REQUIRED WORK
As the answer, give every line of the records that includes the word "image".

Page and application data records

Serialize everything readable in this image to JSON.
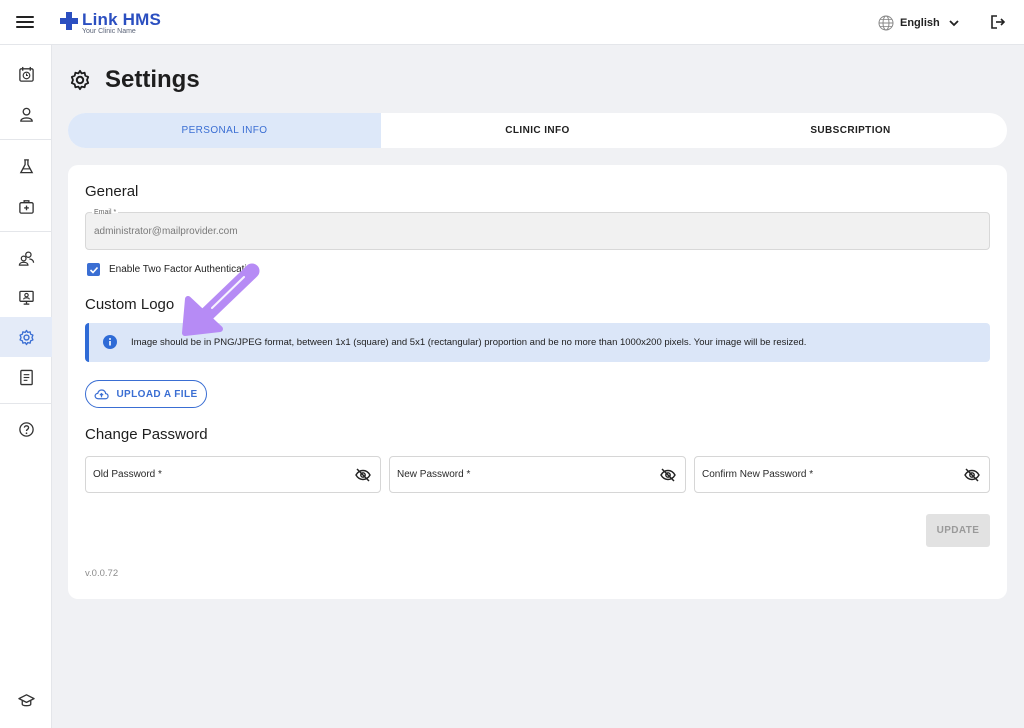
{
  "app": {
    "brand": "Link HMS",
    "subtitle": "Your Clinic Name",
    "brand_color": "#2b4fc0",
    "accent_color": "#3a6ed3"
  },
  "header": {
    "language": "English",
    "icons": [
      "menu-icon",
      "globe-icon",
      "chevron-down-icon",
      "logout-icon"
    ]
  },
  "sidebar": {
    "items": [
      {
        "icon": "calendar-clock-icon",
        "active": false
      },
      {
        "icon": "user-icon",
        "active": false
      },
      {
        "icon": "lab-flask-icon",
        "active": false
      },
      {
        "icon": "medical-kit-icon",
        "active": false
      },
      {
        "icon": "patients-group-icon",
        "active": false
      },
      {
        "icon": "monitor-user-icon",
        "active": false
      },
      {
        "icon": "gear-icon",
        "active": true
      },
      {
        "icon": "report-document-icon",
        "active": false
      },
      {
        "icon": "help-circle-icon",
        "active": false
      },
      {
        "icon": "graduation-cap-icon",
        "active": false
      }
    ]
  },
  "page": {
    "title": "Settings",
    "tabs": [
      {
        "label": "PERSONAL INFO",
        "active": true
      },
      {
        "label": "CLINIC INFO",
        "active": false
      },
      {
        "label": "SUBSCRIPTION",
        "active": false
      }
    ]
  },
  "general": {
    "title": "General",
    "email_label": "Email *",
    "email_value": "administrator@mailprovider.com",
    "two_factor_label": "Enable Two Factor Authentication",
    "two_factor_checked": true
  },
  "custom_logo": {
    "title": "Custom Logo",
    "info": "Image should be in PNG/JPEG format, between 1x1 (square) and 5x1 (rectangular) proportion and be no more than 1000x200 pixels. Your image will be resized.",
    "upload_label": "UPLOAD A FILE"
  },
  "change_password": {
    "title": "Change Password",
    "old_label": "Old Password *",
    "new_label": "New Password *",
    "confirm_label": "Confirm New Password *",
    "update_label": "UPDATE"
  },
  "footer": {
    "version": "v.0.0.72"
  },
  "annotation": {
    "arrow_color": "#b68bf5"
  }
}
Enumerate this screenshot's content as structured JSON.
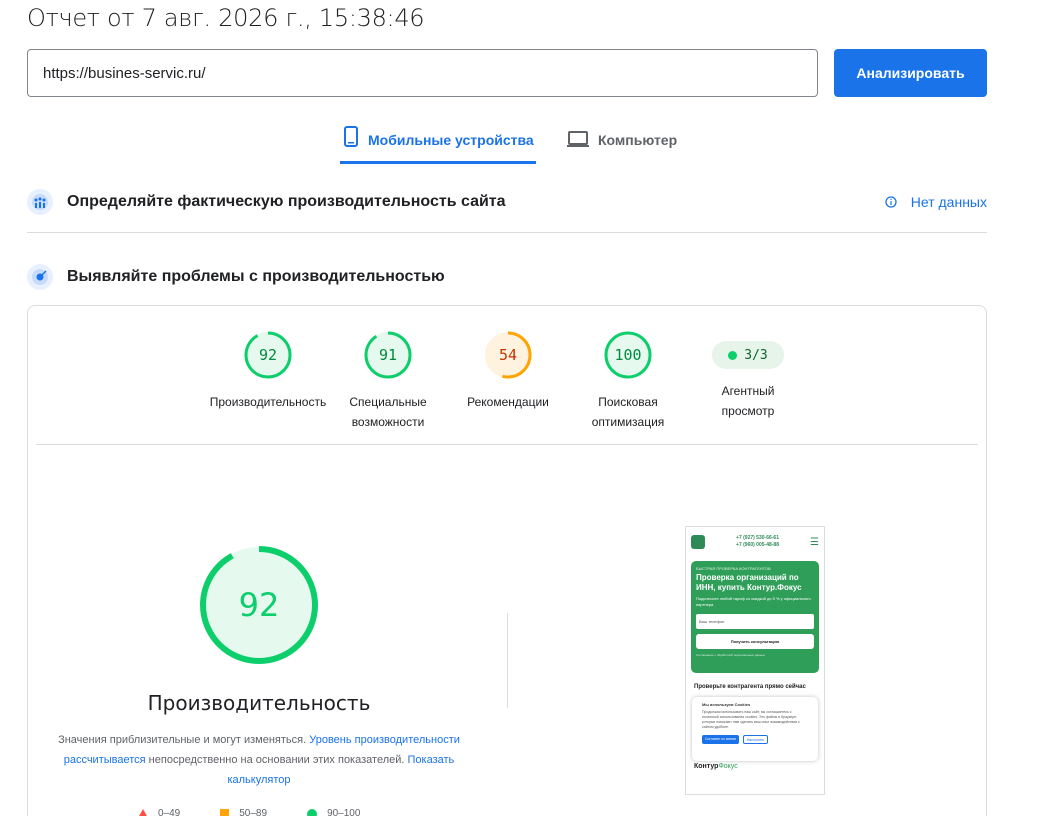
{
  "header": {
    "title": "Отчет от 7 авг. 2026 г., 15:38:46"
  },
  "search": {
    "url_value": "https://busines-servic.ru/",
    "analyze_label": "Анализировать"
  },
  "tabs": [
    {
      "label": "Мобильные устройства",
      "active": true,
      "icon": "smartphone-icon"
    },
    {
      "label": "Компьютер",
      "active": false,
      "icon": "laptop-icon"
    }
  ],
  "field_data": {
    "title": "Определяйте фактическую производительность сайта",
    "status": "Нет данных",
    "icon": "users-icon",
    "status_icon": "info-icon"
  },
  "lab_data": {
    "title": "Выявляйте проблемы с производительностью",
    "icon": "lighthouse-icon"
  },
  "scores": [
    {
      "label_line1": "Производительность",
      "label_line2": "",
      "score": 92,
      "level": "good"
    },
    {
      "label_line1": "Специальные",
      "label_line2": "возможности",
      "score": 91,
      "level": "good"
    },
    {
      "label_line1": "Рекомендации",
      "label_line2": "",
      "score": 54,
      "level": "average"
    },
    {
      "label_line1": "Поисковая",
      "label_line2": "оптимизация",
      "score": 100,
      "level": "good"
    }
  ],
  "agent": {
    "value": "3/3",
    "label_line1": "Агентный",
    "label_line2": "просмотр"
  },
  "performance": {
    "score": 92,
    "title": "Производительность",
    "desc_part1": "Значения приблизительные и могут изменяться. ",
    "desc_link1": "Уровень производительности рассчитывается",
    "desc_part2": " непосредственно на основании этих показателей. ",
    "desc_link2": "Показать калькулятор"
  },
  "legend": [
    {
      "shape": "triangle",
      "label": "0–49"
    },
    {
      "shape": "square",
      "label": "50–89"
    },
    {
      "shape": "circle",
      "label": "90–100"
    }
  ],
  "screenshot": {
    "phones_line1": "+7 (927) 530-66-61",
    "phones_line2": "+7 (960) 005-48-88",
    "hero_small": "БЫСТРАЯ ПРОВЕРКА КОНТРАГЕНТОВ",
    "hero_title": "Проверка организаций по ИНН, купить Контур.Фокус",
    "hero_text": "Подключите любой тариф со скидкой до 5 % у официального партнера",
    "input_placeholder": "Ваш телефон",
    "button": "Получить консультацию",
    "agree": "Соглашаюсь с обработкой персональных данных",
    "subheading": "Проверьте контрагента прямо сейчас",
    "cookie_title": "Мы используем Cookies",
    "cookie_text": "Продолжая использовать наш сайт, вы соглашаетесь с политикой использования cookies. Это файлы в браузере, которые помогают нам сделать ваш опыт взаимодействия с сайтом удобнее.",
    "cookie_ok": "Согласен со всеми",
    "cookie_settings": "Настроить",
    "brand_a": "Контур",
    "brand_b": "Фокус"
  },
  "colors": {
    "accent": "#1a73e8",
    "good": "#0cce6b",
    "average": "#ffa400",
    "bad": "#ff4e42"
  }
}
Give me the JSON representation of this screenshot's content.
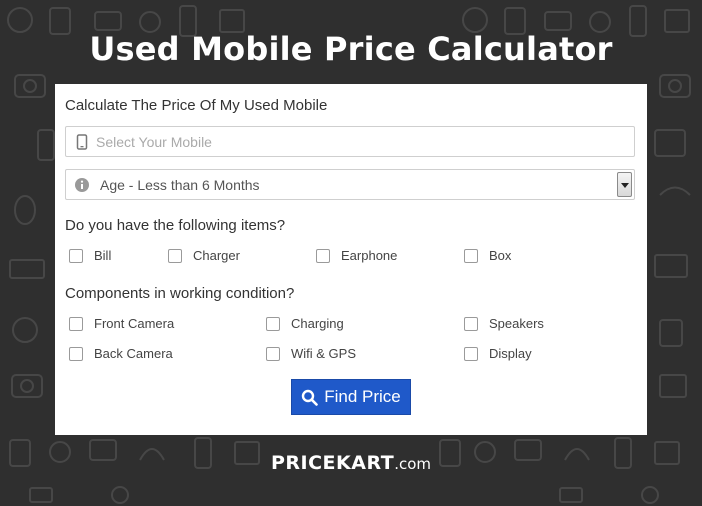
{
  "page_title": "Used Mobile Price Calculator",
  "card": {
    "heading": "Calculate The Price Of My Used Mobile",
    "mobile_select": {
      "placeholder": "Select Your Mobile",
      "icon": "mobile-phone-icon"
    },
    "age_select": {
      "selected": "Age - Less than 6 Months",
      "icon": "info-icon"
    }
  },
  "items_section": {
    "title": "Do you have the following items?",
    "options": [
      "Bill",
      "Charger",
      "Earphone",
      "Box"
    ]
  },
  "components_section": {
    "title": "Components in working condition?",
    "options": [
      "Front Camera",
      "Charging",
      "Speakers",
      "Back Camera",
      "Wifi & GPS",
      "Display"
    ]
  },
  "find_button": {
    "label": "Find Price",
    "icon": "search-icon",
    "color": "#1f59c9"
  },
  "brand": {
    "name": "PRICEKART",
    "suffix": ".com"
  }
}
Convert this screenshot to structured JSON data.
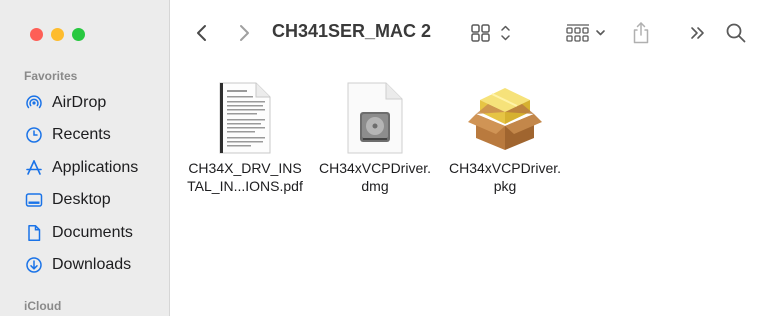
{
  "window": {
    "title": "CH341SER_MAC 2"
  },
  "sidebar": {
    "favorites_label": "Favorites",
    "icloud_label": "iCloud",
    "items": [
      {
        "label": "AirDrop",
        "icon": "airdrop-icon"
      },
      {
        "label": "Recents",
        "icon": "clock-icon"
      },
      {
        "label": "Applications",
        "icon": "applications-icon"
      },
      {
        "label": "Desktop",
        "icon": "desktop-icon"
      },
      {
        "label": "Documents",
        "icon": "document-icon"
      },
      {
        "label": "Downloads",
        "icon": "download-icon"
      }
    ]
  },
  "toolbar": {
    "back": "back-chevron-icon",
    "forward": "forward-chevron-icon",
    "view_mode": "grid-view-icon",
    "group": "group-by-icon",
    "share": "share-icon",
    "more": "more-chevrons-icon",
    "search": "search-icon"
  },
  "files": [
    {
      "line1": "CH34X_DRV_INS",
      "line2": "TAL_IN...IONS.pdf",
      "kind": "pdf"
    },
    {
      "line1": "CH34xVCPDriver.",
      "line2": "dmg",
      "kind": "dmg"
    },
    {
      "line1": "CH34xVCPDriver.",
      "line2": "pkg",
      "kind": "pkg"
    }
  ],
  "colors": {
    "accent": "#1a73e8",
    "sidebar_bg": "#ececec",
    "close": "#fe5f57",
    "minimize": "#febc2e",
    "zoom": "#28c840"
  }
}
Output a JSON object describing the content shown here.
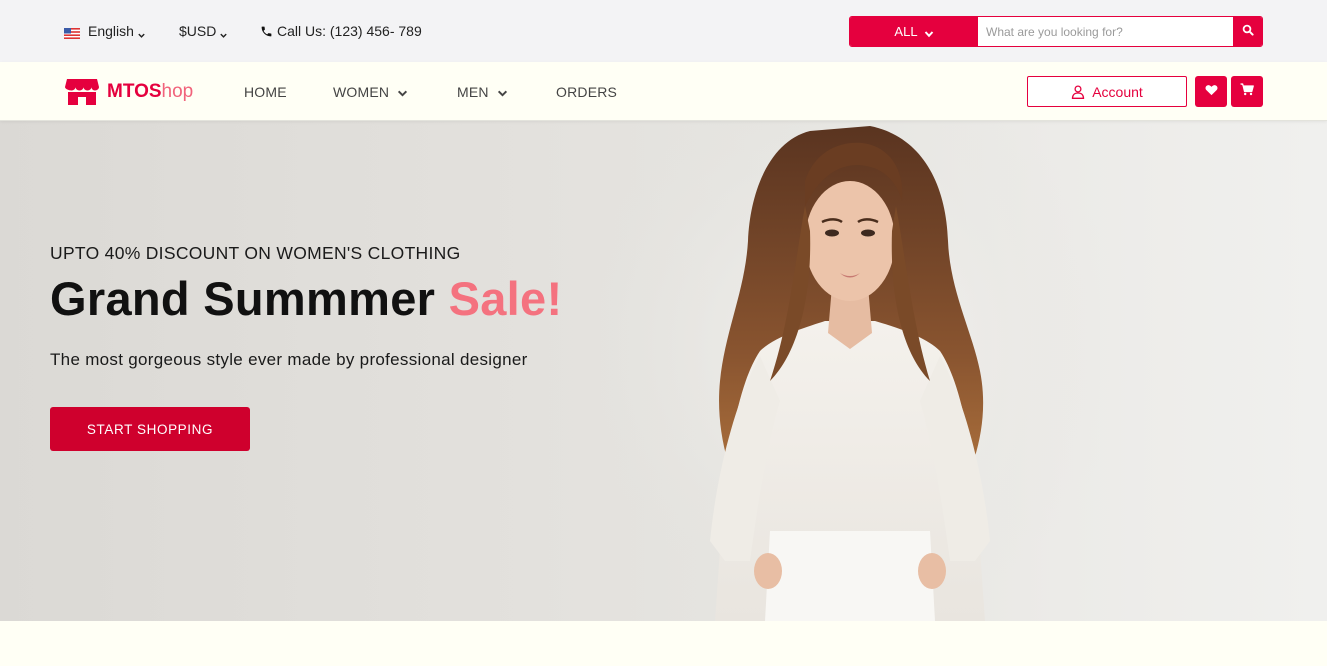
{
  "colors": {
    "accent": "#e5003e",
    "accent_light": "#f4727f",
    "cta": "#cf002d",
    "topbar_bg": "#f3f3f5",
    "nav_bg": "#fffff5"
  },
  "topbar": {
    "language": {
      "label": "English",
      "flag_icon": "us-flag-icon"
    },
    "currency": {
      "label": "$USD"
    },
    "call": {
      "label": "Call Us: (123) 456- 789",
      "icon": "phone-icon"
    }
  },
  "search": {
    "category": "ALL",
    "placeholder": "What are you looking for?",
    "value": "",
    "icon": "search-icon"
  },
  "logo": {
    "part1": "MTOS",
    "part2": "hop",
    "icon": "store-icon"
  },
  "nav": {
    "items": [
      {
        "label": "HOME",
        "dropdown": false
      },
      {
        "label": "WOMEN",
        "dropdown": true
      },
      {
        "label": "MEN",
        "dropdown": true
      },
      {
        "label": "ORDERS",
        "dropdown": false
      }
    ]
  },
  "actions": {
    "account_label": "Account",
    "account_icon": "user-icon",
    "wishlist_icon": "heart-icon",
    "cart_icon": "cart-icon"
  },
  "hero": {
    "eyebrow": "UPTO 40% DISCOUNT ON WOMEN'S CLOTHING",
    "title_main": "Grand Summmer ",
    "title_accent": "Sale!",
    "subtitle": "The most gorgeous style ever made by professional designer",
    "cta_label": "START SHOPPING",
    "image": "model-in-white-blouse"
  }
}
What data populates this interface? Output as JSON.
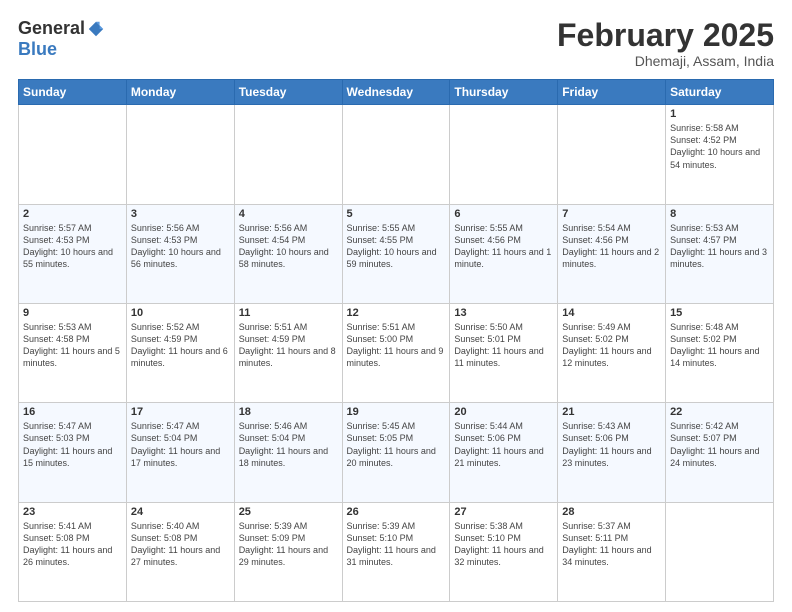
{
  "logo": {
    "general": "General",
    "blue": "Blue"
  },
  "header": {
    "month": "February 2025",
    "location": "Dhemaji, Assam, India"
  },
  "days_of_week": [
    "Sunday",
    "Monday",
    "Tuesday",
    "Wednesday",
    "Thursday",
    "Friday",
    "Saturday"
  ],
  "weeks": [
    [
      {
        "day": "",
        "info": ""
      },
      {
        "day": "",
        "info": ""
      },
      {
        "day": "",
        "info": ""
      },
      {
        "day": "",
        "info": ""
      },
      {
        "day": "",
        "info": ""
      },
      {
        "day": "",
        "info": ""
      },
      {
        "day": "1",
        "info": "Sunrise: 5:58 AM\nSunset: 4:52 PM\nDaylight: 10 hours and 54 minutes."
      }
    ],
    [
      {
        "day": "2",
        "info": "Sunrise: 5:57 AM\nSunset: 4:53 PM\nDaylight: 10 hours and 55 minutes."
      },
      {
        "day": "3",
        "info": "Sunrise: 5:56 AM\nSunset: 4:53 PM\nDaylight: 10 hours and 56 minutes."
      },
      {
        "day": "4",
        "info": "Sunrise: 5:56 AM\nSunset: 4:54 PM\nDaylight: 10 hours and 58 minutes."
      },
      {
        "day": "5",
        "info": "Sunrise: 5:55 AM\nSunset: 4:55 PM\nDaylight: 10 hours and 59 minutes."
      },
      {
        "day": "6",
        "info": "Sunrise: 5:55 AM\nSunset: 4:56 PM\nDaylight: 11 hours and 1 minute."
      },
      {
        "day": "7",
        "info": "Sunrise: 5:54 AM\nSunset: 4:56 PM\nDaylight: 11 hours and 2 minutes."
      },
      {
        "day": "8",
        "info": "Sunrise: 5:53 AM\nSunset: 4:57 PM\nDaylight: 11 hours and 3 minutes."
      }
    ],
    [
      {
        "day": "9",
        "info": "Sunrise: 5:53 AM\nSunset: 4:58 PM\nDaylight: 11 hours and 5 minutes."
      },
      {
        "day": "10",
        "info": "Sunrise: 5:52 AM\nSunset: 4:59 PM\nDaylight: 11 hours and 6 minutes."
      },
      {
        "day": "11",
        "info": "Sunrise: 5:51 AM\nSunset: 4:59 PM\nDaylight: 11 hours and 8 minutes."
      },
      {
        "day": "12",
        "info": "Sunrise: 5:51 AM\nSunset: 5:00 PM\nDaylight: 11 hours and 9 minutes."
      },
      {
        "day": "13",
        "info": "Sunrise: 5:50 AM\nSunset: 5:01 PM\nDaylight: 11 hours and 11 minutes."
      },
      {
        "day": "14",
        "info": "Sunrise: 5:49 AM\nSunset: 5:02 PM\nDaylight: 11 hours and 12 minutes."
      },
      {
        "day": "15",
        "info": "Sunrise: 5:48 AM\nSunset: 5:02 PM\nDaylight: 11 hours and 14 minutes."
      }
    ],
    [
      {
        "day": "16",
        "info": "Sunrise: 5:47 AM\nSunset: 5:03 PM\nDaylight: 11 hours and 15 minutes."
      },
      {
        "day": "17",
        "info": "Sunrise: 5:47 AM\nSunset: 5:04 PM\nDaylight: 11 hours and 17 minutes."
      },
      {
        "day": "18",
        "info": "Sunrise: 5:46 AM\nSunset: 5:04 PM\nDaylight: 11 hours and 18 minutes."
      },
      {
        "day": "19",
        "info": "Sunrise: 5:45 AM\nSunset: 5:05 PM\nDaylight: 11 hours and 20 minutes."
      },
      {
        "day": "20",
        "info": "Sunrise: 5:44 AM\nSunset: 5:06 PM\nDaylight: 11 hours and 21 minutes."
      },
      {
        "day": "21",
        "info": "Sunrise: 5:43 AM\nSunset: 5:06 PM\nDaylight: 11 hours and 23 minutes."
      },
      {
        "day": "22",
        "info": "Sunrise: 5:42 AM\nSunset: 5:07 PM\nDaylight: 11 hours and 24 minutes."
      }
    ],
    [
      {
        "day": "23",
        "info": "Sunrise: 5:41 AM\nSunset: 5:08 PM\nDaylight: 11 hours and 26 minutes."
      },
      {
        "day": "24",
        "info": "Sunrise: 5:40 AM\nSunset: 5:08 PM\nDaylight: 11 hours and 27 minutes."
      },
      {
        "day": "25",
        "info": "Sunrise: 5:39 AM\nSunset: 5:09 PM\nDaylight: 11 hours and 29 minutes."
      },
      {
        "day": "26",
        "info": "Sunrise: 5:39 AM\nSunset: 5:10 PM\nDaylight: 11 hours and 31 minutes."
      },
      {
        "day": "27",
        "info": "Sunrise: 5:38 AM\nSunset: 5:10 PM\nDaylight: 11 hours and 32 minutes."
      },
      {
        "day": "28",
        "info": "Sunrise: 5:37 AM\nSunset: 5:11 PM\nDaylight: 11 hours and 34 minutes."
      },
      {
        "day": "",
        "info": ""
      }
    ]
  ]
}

RESULT OF THIS EXERCISE
Serialize everything readable in this image to JSON.
    "info": "Image should be in PNG/JPEG format, between 1x1 (square) and 5x1 (rectangular) proportion and be no more than 1000x200 pixels. Your image will be resized.",
    "image": "model-in-white-blouse"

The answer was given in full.